Customer Story
European Case Study

Instant Feedback Helps Inuit Students Better Master Mathematics

Siobhan Paul
Siobhan Paul
Director, Global Marketing

Challenge

The distance learning courses offered by KTI’s Sisimiut campus were not fully online, so students completed their assignments on paper. The process of receiving and grading those assignments was such a drawn-out affair that students waited weeks for feedback. The students’ Inuit culture emphasizes the present moment, which made the long wait even more of an issue. By the time the feedback became available, students had lost interest in reinforcing their learning by reviewing the work.

Solution

Iben Hammer Hansen, the educational manager responsible for distance learning, introduced the Möbius platform to deliver assignments and assessments to her mathematics students.

Result

Students can now evaluate their understanding as soon as they complete an assignment or assessment. The platform also provides feedback on how to solve the problems that were answered incorrectly. These features have incentivized the students to review their work and sharpen their skills.

 

The Details

The Greenlandic educational institution, KTI (also known as Tech College Greenland), has two campuses, one of which is in the city of Sisimiut. KTI Sisimiut includes an upper secondary (GUX) department that functions similarly to sixth form in the United Kingdom. That department is split into two divisions: a high school with onsite attendance and a distance learning division, which typically serves adult students.

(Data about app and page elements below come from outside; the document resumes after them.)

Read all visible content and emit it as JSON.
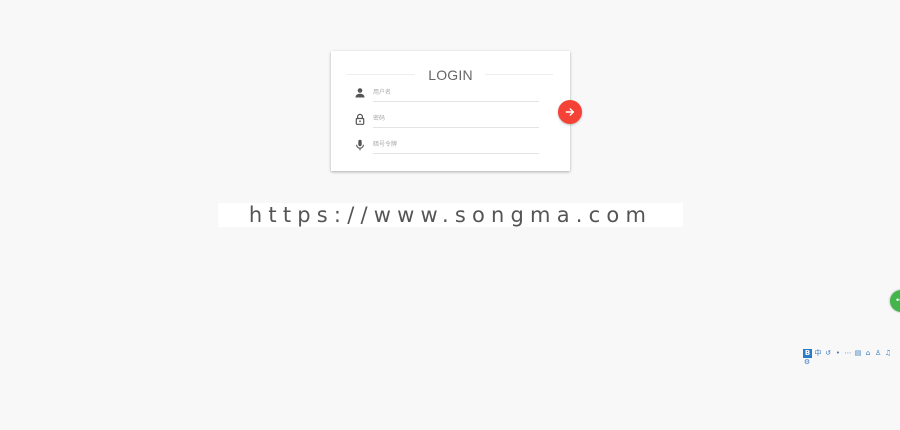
{
  "login": {
    "title": "LOGIN",
    "username_placeholder": "用户名",
    "password_placeholder": "密码",
    "code_placeholder": "暗号令牌"
  },
  "watermark": {
    "text": "https://www.songma.com"
  },
  "icons": {
    "username": "user-icon",
    "password": "lock-icon",
    "code": "microphone-icon",
    "submit": "arrow-right-icon"
  },
  "colors": {
    "background": "#f8f8f8",
    "submit_button": "#f44336",
    "float_button": "#43b54a"
  },
  "ime_toolbar": {
    "items": [
      "中",
      "↺",
      "•",
      "⋯",
      "▤",
      "⌂",
      "♙",
      "♫",
      "⚙"
    ]
  }
}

Educational manager Iben Hammer Hansen is responsible for KTI Sisimiut’s distance learning division and teaches one of its mathematics courses.

Grading had been a lengthy, cumbersome process. Hansen would send out assignments in a Word document that her students would print out and complete; they would then use their mobile phones to take a picture of their work and send Hansen a PDF version. Once she received the PDFs, Hansen would use her iPad to review and grade the assignments.

“It’d take two weeks before my students got their answers,” Hansen said. “So, their minds would be somewhere else. I guess that’s very natural, but with them, it’s just more extreme.” That extreme was due to her students’ Inuit culture, which focuses attention on what is happening in each moment.

By the time Hansen provided their grades and feedback, her students had mentally moved on from that assignment and were concentrating on other work. “I felt like they never ever looked at what I corrected,” she said. She worried that she was wasting their time.

Hansen began using the Möbius platform in 2020 at the recommendation of her colleague, Lars Riedel, a National Subject Advisor and Associate Professor of Mathematics at the Danish Technical University (DTU). DTU and KTI partner in a program that enables students interested in pursuing an engineering degree at DTU to learn arctic engineering at KTI. Riedel had implemented Möbius at DTU in the past, and he thought it could also help Hansen’s students.

Now, Hansen uses Möbius to deliver assessments and assignments. Her students complete those activities on the platform and click the “How did I do” button accompanying each exercise to check the correctness of their answers. As a result, they receive feedback while the activity is still in progress. Hansen reported that her students love the “How did I do” button. “They want to know whether it’s right or wrong at that moment,” she explained. “So, this really supports their way of thinking.”

In addition, the platform provides students with an endless stream of mathematical exercises for practice. Möbius’ math engine can continually generate random questions because instead of selecting from a question bank, the platform inserts mathematically-generated variables into an exercise. So, students can hone their mathematical skills with new questions, which keeps the experience fresh and challenging. Plus, the random variables feed into the accompanying answers, so the instant feedback includes fullyworked solutions, which helps students better figure out how they need to improve.

This feature is also invaluable to Hansen’s students because it helps them become more comfortable with numbers (the Greenlandic language contains an extremely limited set of numerals). Additionally, they practice abstract thinking (not often used in the Inuits’ largely hunter-gatherer culture), which they need for subjects like algebra. “They get the part that two plus two is four,” said Hansen, “but as soon as you replace numbers with letters – for example, if you say A plus B – they get very confused.” 

Hansen also appreciates the platform’s capacity for delivering various assignments and assessments, including the real-life problem-solving that appeals to her students. Riedel is still her main support for working with Möbius. He helps Hansen and any other KTI teacher interested in using the platform create assignments and courses.

Hansen is planning to make more use of Möbius’ capabilities. The distance learning department uses a great deal of video content for its online instruction, and those videos were sent to students through a separate channel. Hansen plans to incorporate that video content into the courses on the Möbius platform after the summer of 2022. “With Möbius and some teaching videos, you make education easily accessible to students,” she stated.